doesn’t it always begin
when they give us something
to do? And, perhaps, we’re
good at it? To be kept
in your Wardian cases  or
to be keepers of our own
selves? Press, dry the maiden
hair, the curly-grass. Watch
as the fiddlehead unfurls
to the touch. Send your social
reformers out to find our
spores, light in the air. Pray
we never touch down—try
as you might to catch us,
here in the mist, evolving.
 Fern mania in the Victorian era. The term ‘pteridomania’ was coined in 1855 by Charles Kingsley in his book Glaucus, or the Wonders of the Shore.
 Attributed to Kingsley.
 Wardian cases were created by Nathaniel Bagshaw Ward in 1892. They were tightly-sealed glass cases for growing ferns. Much like a terrarium.
Little Wheel, Big Wheel / by Aurore Sibley
The dogwood flowers are blooming,
giving everything a hopeful air,
I know it was snowing in Texas last week,
I know that fire is a season now,
but the moon rising in the sky tonight
looks like the moon of a thousand years ago.
Isn’t that funny? How some things are constant,
and other things just bloom or burn.
Today I went for a walk in the woods with
my daughter, and we came to a thousand-year-old
tree that had fallen, several years ago now,
and has since sunk slowly into the earth,
becoming its own trail, bridging together two larger
trails that were previously separated by a ravine,
and we walked across it, traversing the decaying

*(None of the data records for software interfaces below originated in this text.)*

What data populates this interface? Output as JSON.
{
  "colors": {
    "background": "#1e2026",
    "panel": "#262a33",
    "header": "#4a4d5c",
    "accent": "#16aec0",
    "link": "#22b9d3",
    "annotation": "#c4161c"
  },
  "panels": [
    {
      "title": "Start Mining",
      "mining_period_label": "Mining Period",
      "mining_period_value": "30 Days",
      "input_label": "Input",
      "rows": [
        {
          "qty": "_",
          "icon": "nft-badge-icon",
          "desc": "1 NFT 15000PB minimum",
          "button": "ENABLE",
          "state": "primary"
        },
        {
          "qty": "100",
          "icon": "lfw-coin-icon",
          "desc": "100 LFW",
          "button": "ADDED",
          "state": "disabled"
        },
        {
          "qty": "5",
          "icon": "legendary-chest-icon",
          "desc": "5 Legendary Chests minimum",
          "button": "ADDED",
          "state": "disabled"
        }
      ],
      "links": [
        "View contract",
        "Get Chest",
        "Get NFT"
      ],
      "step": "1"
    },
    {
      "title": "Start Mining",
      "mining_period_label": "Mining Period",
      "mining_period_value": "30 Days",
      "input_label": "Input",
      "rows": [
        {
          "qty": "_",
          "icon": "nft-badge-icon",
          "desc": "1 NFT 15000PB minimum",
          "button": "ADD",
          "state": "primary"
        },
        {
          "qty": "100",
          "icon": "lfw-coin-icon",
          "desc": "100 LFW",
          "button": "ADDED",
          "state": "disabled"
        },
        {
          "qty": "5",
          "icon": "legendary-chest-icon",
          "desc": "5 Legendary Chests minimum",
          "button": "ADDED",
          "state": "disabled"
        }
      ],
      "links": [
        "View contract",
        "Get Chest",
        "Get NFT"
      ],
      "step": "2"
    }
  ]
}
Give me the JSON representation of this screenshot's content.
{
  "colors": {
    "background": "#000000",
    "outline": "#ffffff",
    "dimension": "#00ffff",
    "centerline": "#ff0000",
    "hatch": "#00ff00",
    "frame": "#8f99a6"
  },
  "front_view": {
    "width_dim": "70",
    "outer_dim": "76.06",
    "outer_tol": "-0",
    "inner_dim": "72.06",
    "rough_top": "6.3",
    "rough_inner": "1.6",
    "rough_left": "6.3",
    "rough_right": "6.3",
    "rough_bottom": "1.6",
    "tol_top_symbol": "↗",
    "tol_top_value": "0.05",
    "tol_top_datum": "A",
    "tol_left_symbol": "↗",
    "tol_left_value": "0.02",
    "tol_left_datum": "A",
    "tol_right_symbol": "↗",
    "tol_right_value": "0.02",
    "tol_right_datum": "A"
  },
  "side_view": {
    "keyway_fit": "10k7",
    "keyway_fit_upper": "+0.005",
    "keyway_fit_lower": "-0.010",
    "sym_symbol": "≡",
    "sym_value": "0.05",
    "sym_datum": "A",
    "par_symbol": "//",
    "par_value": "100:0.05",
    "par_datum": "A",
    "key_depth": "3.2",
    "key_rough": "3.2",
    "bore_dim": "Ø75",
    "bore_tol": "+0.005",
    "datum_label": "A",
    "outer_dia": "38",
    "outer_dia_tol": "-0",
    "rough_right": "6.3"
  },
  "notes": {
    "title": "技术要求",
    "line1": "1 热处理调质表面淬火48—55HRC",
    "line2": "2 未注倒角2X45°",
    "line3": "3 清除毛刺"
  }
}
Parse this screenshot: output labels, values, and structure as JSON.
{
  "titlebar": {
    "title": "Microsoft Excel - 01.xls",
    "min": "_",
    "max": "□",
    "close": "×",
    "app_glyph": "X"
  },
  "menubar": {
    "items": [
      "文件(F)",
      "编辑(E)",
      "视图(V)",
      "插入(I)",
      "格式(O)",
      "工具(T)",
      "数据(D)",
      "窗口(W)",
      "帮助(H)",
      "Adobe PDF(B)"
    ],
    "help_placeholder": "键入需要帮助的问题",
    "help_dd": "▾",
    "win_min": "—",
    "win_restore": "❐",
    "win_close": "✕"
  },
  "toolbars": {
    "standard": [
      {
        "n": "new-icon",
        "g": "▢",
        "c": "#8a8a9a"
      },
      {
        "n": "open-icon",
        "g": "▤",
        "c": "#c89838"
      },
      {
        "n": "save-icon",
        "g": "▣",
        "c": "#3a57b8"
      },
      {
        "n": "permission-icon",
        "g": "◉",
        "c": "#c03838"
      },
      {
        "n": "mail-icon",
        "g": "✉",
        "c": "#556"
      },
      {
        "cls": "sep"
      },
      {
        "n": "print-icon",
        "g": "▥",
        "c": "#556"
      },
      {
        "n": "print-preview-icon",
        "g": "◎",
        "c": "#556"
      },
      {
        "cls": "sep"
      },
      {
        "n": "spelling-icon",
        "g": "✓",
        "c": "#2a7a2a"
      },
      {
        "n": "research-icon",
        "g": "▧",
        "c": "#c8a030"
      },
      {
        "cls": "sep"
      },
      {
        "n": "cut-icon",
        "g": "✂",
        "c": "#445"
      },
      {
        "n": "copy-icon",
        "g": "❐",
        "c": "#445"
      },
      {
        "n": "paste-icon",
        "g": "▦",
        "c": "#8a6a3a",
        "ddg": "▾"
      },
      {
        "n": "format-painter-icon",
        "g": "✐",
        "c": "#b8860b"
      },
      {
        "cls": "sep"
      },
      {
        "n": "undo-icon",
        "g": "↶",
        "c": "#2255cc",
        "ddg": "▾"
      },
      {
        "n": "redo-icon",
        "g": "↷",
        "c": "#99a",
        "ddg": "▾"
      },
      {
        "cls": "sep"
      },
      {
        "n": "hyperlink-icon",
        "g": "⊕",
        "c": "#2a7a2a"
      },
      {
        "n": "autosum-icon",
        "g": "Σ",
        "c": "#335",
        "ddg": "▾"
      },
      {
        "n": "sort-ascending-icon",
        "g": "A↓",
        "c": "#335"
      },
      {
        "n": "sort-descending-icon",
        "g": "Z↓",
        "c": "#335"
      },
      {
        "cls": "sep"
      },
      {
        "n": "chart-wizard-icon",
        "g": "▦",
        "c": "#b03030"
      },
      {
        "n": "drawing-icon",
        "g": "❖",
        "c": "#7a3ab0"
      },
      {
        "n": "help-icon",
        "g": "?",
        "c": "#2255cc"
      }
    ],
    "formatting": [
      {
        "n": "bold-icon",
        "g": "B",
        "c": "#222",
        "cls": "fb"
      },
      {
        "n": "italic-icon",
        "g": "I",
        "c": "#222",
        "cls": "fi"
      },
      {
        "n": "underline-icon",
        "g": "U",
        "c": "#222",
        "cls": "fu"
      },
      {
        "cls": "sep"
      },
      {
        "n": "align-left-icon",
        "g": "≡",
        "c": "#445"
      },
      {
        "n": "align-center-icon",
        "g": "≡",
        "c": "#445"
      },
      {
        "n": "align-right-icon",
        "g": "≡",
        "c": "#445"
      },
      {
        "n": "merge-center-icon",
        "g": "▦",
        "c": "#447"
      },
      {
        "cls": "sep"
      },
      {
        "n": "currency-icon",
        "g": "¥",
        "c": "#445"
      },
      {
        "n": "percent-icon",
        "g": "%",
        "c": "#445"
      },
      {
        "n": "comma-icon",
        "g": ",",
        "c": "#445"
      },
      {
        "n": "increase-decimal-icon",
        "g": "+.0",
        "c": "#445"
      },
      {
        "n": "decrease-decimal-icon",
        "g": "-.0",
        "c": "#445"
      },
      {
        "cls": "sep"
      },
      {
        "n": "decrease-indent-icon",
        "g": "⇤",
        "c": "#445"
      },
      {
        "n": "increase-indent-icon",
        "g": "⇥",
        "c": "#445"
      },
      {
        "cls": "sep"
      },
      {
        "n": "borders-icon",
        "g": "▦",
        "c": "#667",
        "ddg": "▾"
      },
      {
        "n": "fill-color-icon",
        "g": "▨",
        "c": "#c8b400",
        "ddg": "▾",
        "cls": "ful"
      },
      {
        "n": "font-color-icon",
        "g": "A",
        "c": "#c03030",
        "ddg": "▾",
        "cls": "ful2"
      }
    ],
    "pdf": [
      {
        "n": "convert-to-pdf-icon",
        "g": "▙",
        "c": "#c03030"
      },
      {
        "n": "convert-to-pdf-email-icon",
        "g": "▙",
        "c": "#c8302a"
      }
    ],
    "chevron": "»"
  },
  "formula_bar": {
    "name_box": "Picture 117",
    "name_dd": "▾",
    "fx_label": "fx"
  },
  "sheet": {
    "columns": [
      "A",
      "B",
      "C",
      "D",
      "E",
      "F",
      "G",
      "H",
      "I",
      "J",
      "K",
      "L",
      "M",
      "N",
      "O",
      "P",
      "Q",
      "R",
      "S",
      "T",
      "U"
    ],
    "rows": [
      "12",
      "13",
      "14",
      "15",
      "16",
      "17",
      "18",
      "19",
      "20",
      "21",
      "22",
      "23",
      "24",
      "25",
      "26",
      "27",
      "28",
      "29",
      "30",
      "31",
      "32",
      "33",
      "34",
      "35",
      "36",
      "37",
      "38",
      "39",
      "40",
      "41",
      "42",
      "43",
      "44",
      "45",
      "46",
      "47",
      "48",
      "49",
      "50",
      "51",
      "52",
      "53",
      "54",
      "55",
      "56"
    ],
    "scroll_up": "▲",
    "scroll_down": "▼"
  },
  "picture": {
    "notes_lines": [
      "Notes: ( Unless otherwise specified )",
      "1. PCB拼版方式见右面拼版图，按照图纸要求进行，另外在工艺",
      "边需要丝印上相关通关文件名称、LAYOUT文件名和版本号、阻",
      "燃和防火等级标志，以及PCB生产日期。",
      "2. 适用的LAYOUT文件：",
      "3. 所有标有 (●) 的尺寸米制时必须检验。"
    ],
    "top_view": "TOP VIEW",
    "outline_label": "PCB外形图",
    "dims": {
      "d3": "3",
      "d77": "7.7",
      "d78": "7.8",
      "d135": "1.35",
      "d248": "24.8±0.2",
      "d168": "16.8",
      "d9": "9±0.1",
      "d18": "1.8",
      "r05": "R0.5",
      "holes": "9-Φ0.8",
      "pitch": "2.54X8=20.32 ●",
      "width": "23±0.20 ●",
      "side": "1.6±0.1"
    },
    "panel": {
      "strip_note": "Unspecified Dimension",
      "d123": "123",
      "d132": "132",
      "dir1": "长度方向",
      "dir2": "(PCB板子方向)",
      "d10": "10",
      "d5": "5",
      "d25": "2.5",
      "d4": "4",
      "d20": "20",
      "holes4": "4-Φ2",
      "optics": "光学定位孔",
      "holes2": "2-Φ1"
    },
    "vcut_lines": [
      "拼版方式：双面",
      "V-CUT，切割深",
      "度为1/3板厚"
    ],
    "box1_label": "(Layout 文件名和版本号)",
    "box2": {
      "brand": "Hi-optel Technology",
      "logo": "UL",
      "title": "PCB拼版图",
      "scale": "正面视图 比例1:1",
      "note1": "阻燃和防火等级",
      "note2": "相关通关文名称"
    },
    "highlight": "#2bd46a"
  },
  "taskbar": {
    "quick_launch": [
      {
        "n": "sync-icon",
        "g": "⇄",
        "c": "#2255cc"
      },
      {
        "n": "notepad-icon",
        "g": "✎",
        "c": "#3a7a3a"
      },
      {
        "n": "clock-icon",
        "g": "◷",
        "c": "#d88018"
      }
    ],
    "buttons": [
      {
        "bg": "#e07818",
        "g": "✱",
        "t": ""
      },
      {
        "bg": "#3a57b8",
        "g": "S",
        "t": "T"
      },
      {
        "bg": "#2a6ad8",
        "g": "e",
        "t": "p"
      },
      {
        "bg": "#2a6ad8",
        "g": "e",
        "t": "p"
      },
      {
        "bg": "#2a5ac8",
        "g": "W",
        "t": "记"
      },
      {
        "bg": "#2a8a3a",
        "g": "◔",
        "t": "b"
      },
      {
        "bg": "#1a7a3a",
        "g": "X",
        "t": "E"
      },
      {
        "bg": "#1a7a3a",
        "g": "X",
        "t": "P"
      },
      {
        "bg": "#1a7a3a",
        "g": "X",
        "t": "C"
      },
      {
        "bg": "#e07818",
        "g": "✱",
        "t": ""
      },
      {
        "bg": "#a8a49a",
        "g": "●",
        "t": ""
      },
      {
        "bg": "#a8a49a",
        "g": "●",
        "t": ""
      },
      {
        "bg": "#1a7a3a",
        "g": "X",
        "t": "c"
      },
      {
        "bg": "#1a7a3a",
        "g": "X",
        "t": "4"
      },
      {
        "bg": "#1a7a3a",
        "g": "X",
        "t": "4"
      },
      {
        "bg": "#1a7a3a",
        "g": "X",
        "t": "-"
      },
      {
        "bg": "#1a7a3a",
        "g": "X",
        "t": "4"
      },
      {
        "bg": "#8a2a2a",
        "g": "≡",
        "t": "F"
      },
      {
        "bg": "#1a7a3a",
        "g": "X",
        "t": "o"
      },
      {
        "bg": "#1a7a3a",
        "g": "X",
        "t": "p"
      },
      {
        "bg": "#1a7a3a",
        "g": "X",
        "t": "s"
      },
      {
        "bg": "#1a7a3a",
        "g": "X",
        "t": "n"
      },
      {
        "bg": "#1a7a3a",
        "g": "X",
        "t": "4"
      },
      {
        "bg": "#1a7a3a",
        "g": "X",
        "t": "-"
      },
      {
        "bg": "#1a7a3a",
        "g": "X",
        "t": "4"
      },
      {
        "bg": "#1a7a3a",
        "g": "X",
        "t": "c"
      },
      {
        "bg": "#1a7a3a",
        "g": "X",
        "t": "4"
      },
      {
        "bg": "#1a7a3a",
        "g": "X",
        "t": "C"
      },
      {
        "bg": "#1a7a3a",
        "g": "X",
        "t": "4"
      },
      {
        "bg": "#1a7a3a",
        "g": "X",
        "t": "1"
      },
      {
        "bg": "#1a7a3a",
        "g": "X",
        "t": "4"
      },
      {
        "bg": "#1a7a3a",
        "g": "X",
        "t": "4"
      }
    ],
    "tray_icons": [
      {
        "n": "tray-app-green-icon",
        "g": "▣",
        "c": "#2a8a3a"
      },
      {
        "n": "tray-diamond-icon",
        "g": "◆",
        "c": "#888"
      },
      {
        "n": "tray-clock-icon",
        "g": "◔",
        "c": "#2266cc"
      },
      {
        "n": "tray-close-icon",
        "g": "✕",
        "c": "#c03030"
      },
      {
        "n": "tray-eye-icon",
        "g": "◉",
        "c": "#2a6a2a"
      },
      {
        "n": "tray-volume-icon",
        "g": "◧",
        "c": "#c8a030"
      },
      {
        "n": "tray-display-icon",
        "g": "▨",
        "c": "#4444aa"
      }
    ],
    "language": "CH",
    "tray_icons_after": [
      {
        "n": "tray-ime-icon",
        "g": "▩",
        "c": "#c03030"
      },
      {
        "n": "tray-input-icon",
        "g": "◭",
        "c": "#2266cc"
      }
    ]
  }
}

bark that has made the soil beneath it
a magical, unexpected world full
of life, so rich and ripe and new.
The Old Man Dying / by Dvorah Telushkin
I don’t see
As “the dying.”
I see them
As the dying man or woman
They are actually
The Angelic Spirit
That hovers outside the body
Hovers within the body.
In a ball
Outstretched and then
Rolled up like an eggroll.
Our Arch angel
The one surrounding our heads,
Comes to escort us.
Comes to show the way.
Comes to the dying
So they may live.
god. 1 / by Brendan Walsh
take this day which
even if i showed you a photo
you wouldn’t believe
is 10am on tuesday
a lone sandpiper weaves through
rows of royal terns who look like
very serious bald men
all watch the water
they too understand morning
as luster in their bones
sargassum piles at the ocean’s lip
the biggest gull scans for silver fish
bits of tossed-out bait carried inland
we squint banner planes gulping overhead
i say we and mean it say we
but mean balanced eastwind
not enough to make us shiver
and the woman heeling sand
and the dolphin pod two miles out
the coconut husk the hardened coral
the couple smoking on a leopard print blanket